■ The problem
Hunt through the lines below for the string "title" and copy each one that has it.

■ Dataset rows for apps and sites
※ ※ ※

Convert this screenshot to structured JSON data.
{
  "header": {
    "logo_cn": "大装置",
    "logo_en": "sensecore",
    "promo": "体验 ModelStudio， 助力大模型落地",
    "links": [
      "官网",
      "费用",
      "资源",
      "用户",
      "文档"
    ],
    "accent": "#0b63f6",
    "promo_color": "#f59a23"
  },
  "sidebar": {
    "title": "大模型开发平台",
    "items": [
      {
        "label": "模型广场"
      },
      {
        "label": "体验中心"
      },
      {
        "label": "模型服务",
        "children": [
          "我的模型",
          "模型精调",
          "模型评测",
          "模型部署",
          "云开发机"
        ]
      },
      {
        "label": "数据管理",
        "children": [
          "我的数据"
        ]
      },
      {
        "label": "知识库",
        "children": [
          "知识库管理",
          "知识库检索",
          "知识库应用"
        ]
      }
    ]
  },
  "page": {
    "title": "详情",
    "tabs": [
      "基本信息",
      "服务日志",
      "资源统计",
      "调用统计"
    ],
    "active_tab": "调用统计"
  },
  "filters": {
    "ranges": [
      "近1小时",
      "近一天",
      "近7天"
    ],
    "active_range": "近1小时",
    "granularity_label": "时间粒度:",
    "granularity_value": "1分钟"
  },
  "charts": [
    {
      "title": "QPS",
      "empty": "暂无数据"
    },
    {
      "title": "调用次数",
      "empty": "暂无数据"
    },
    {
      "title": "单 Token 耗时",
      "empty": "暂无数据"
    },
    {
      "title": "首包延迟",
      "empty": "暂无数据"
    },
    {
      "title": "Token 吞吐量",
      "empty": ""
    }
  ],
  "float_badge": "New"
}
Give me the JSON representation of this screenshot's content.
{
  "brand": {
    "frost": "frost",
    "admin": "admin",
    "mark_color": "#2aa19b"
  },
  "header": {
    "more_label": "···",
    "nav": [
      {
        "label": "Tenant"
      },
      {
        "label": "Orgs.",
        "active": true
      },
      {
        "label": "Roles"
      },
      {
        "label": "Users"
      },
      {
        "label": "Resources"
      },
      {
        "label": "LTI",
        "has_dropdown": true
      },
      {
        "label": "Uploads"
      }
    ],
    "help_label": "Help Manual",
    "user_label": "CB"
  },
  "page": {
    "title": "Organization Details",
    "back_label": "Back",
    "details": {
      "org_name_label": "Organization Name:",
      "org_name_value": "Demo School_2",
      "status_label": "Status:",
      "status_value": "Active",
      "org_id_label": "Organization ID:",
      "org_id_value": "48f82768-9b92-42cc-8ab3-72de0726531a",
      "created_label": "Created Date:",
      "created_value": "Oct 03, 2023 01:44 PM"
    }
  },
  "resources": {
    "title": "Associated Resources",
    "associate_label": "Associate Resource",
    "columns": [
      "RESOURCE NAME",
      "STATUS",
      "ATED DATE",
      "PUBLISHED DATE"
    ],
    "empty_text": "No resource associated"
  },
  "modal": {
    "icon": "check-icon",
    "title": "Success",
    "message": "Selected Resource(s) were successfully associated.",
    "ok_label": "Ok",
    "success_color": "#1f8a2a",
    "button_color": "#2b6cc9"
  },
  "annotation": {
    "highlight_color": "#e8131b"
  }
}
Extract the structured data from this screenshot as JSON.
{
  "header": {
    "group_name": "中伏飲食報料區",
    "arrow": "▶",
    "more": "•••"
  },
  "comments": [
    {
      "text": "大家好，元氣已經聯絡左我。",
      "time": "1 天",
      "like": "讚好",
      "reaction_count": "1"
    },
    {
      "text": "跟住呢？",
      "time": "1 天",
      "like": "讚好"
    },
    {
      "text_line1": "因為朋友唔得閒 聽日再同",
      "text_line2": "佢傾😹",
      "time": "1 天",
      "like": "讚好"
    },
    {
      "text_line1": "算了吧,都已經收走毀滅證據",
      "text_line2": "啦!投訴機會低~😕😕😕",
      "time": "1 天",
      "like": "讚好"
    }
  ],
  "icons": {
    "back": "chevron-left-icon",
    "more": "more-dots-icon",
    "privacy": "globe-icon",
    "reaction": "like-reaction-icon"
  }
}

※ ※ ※

■ Exercise answer
    "title": "大模型开发平台",
    "title": "详情",
      "title": "QPS",
      "title": "调用次数",
      "title": "单 Token 耗时",
      "title": "首包延迟",
      "title": "Token 吞吐量",
    "title": "Organization Details",
    "title": "Associated Resources",
    "title": "Success",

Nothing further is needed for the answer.